Supplied entries below:

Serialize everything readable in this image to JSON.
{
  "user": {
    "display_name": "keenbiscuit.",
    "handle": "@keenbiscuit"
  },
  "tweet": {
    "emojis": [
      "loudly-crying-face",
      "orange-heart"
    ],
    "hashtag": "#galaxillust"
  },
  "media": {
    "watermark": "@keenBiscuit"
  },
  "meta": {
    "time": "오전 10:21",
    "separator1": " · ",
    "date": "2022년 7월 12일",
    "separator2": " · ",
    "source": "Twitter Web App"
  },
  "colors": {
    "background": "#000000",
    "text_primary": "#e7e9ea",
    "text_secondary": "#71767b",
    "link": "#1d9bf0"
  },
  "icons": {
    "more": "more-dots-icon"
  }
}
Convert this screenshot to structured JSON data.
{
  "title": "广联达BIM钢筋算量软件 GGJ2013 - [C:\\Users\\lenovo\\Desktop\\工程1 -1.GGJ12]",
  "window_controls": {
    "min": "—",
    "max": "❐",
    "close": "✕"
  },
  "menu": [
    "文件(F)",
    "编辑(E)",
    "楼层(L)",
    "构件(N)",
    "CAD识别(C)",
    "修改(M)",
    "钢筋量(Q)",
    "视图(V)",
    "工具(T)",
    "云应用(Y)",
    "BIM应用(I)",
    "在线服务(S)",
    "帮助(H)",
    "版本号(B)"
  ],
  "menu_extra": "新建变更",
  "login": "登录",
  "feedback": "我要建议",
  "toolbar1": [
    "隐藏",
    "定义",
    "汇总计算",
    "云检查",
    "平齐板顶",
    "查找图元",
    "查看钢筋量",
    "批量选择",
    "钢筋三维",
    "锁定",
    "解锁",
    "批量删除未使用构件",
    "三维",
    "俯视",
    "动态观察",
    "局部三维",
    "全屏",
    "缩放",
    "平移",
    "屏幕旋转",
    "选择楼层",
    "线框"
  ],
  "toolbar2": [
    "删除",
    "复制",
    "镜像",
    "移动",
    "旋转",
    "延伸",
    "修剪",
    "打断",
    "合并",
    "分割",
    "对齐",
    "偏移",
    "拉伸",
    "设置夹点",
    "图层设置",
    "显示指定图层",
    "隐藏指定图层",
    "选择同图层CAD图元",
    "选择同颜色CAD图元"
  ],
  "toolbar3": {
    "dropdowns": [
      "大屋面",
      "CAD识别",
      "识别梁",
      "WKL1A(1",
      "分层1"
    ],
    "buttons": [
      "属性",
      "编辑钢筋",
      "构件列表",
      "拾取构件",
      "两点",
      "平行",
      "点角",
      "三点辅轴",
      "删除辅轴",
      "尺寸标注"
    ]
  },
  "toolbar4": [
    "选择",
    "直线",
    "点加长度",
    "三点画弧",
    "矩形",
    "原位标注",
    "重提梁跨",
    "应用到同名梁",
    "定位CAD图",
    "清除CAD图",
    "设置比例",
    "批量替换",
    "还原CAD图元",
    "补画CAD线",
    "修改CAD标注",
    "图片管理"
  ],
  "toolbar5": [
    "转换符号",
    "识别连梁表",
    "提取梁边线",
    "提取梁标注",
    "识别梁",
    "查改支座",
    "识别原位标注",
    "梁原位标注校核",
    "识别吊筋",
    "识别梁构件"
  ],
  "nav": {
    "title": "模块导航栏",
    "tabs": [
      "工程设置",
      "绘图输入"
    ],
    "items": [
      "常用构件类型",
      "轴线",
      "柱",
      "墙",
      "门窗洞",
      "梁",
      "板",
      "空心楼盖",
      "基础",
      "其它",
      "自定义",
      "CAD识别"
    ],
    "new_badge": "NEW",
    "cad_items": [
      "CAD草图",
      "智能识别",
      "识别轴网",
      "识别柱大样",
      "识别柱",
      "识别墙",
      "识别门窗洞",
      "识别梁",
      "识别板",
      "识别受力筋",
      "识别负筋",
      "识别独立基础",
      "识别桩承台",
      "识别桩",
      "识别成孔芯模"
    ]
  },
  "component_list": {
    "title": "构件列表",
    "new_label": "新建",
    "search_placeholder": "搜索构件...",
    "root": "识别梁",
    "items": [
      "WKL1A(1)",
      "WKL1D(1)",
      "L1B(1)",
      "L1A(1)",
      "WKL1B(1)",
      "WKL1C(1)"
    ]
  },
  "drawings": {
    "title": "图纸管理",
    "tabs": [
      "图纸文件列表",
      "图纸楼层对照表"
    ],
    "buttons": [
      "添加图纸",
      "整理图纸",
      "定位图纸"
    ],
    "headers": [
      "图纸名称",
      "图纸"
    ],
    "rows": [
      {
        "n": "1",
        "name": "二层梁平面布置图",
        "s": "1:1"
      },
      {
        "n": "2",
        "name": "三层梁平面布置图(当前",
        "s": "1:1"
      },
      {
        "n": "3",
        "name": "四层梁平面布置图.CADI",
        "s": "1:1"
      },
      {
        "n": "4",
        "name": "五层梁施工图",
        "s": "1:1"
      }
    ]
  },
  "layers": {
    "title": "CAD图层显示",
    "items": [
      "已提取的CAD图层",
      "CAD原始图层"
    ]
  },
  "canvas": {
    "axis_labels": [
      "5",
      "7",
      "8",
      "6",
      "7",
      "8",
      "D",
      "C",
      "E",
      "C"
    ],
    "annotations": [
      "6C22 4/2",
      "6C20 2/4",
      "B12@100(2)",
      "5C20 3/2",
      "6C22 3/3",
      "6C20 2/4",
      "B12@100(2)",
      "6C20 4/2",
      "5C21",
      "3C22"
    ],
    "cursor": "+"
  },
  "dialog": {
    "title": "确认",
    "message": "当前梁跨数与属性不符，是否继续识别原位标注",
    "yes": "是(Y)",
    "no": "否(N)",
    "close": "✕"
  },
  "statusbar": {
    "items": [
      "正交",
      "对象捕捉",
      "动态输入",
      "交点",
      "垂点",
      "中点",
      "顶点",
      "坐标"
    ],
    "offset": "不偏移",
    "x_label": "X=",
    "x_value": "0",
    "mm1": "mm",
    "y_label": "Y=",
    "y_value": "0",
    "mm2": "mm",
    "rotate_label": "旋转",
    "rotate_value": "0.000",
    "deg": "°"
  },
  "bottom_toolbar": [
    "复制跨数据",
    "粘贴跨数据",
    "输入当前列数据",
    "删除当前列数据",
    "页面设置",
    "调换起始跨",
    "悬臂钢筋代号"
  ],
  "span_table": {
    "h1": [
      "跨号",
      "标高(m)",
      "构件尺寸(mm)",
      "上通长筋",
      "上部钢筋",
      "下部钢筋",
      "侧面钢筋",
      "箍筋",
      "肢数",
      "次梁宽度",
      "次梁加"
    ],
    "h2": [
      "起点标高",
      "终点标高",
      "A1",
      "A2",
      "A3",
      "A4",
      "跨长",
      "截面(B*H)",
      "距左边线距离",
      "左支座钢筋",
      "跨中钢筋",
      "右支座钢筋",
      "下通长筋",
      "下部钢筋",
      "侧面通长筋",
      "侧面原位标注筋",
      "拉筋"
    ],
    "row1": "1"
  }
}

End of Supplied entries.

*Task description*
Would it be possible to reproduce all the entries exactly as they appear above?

*Written reply*
Serialize everything readable in this image to JSON.
{
  "user": {
    "display_name": "keenbiscuit.",
    "handle": "@keenbiscuit"
  },
  "tweet": {
    "emojis": [
      "loudly-crying-face",
      "orange-heart"
    ],
    "hashtag": "#galaxillust"
  },
  "media": {
    "watermark": "@keenBiscuit"
  },
  "meta": {
    "time": "오전 10:21",
    "separator1": " · ",
    "date": "2022년 7월 12일",
    "separator2": " · ",
    "source": "Twitter Web App"
  },
  "colors": {
    "background": "#000000",
    "text_primary": "#e7e9ea",
    "text_secondary": "#71767b",
    "link": "#1d9bf0"
  },
  "icons": {
    "more": "more-dots-icon"
  }
}
Convert this screenshot to structured JSON data.
{
  "title": "广联达BIM钢筋算量软件 GGJ2013 - [C:\\Users\\lenovo\\Desktop\\工程1 -1.GGJ12]",
  "window_controls": {
    "min": "—",
    "max": "❐",
    "close": "✕"
  },
  "menu": [
    "文件(F)",
    "编辑(E)",
    "楼层(L)",
    "构件(N)",
    "CAD识别(C)",
    "修改(M)",
    "钢筋量(Q)",
    "视图(V)",
    "工具(T)",
    "云应用(Y)",
    "BIM应用(I)",
    "在线服务(S)",
    "帮助(H)",
    "版本号(B)"
  ],
  "menu_extra": "新建变更",
  "login": "登录",
  "feedback": "我要建议",
  "toolbar1": [
    "隐藏",
    "定义",
    "汇总计算",
    "云检查",
    "平齐板顶",
    "查找图元",
    "查看钢筋量",
    "批量选择",
    "钢筋三维",
    "锁定",
    "解锁",
    "批量删除未使用构件",
    "三维",
    "俯视",
    "动态观察",
    "局部三维",
    "全屏",
    "缩放",
    "平移",
    "屏幕旋转",
    "选择楼层",
    "线框"
  ],
  "toolbar2": [
    "删除",
    "复制",
    "镜像",
    "移动",
    "旋转",
    "延伸",
    "修剪",
    "打断",
    "合并",
    "分割",
    "对齐",
    "偏移",
    "拉伸",
    "设置夹点",
    "图层设置",
    "显示指定图层",
    "隐藏指定图层",
    "选择同图层CAD图元",
    "选择同颜色CAD图元"
  ],
  "toolbar3": {
    "dropdowns": [
      "大屋面",
      "CAD识别",
      "识别梁",
      "WKL1A(1",
      "分层1"
    ],
    "buttons": [
      "属性",
      "编辑钢筋",
      "构件列表",
      "拾取构件",
      "两点",
      "平行",
      "点角",
      "三点辅轴",
      "删除辅轴",
      "尺寸标注"
    ]
  },
  "toolbar4": [
    "选择",
    "直线",
    "点加长度",
    "三点画弧",
    "矩形",
    "原位标注",
    "重提梁跨",
    "应用到同名梁",
    "定位CAD图",
    "清除CAD图",
    "设置比例",
    "批量替换",
    "还原CAD图元",
    "补画CAD线",
    "修改CAD标注",
    "图片管理"
  ],
  "toolbar5": [
    "转换符号",
    "识别连梁表",
    "提取梁边线",
    "提取梁标注",
    "识别梁",
    "查改支座",
    "识别原位标注",
    "梁原位标注校核",
    "识别吊筋",
    "识别梁构件"
  ],
  "nav": {
    "title": "模块导航栏",
    "tabs": [
      "工程设置",
      "绘图输入"
    ],
    "items": [
      "常用构件类型",
      "轴线",
      "柱",
      "墙",
      "门窗洞",
      "梁",
      "板",
      "空心楼盖",
      "基础",
      "其它",
      "自定义",
      "CAD识别"
    ],
    "new_badge": "NEW",
    "cad_items": [
      "CAD草图",
      "智能识别",
      "识别轴网",
      "识别柱大样",
      "识别柱",
      "识别墙",
      "识别门窗洞",
      "识别梁",
      "识别板",
      "识别受力筋",
      "识别负筋",
      "识别独立基础",
      "识别桩承台",
      "识别桩",
      "识别成孔芯模"
    ]
  },
  "component_list": {
    "title": "构件列表",
    "new_label": "新建",
    "search_placeholder": "搜索构件...",
    "root": "识别梁",
    "items": [
      "WKL1A(1)",
      "WKL1D(1)",
      "L1B(1)",
      "L1A(1)",
      "WKL1B(1)",
      "WKL1C(1)"
    ]
  },
  "drawings": {
    "title": "图纸管理",
    "tabs": [
      "图纸文件列表",
      "图纸楼层对照表"
    ],
    "buttons": [
      "添加图纸",
      "整理图纸",
      "定位图纸"
    ],
    "headers": [
      "图纸名称",
      "图纸"
    ],
    "rows": [
      {
        "n": "1",
        "name": "二层梁平面布置图",
        "s": "1:1"
      },
      {
        "n": "2",
        "name": "三层梁平面布置图(当前",
        "s": "1:1"
      },
      {
        "n": "3",
        "name": "四层梁平面布置图.CADI",
        "s": "1:1"
      },
      {
        "n": "4",
        "name": "五层梁施工图",
        "s": "1:1"
      }
    ]
  },
  "layers": {
    "title": "CAD图层显示",
    "items": [
      "已提取的CAD图层",
      "CAD原始图层"
    ]
  },
  "canvas": {
    "axis_labels": [
      "5",
      "7",
      "8",
      "6",
      "7",
      "8",
      "D",
      "C",
      "E",
      "C"
    ],
    "annotations": [
      "6C22 4/2",
      "6C20 2/4",
      "B12@100(2)",
      "5C20 3/2",
      "6C22 3/3",
      "6C20 2/4",
      "B12@100(2)",
      "6C20 4/2",
      "5C21",
      "3C22"
    ],
    "cursor": "+"
  },
  "dialog": {
    "title": "确认",
    "message": "当前梁跨数与属性不符，是否继续识别原位标注",
    "yes": "是(Y)",
    "no": "否(N)",
    "close": "✕"
  },
  "statusbar": {
    "items": [
      "正交",
      "对象捕捉",
      "动态输入",
      "交点",
      "垂点",
      "中点",
      "顶点",
      "坐标"
    ],
    "offset": "不偏移",
    "x_label": "X=",
    "x_value": "0",
    "mm1": "mm",
    "y_label": "Y=",
    "y_value": "0",
    "mm2": "mm",
    "rotate_label": "旋转",
    "rotate_value": "0.000",
    "deg": "°"
  },
  "bottom_toolbar": [
    "复制跨数据",
    "粘贴跨数据",
    "输入当前列数据",
    "删除当前列数据",
    "页面设置",
    "调换起始跨",
    "悬臂钢筋代号"
  ],
  "span_table": {
    "h1": [
      "跨号",
      "标高(m)",
      "构件尺寸(mm)",
      "上通长筋",
      "上部钢筋",
      "下部钢筋",
      "侧面钢筋",
      "箍筋",
      "肢数",
      "次梁宽度",
      "次梁加"
    ],
    "h2": [
      "起点标高",
      "终点标高",
      "A1",
      "A2",
      "A3",
      "A4",
      "跨长",
      "截面(B*H)",
      "距左边线距离",
      "左支座钢筋",
      "跨中钢筋",
      "右支座钢筋",
      "下通长筋",
      "下部钢筋",
      "侧面通长筋",
      "侧面原位标注筋",
      "拉筋"
    ],
    "row1": "1"
  }
}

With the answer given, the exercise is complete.